■ What this task involves: Needed from the entries below: every line that holds the word "minimize".

── The data ──

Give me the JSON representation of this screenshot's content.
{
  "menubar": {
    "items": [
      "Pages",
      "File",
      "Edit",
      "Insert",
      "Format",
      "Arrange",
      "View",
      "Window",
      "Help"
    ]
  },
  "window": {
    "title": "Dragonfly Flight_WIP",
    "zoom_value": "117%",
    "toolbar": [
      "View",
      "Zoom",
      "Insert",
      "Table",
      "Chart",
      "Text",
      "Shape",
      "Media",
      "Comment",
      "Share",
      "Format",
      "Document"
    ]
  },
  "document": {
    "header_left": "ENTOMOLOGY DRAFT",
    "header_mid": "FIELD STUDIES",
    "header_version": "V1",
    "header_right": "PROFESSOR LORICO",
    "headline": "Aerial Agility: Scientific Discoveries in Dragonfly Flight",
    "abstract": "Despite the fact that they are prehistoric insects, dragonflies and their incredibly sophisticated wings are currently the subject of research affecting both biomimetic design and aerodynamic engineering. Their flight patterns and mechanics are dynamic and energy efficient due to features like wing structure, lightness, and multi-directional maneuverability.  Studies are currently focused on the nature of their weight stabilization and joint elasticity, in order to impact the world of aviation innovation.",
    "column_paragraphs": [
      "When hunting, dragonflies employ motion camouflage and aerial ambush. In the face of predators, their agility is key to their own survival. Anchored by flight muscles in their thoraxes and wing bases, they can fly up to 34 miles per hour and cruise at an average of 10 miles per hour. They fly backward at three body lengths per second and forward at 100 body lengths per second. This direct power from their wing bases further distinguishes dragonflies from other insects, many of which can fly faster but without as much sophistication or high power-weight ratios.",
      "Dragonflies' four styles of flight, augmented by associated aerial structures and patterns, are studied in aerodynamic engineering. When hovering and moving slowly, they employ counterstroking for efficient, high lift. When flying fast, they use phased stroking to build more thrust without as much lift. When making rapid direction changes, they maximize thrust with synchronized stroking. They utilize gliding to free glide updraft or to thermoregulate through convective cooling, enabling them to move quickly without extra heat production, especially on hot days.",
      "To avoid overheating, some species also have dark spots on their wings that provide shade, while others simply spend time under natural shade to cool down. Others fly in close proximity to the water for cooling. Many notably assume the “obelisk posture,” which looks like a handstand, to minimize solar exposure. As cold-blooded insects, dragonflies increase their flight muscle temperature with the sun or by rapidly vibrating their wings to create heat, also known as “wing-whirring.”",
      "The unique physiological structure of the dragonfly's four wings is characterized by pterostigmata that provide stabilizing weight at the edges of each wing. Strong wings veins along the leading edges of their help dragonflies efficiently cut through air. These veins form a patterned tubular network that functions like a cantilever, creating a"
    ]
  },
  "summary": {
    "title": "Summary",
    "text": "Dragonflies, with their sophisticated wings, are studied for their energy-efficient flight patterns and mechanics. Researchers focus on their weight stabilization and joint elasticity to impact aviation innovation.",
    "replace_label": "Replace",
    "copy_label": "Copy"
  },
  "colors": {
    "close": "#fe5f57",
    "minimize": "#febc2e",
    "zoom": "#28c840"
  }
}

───

■ Solved problem:
      "To avoid overheating, some species also have dark spots on their wings that provide shade, while others simply spend time under natural shade to cool down. Others fly in close proximity to the water for cooling. Many notably assume the “obelisk posture,” which looks like a handstand, to minimize solar exposure. As cold-blooded insects, dragonflies increase their flight muscle temperature with the sun or by rapidly vibrating their wings to create heat, also known as “wing-whirring.”",
    "minimize": "#febc2e",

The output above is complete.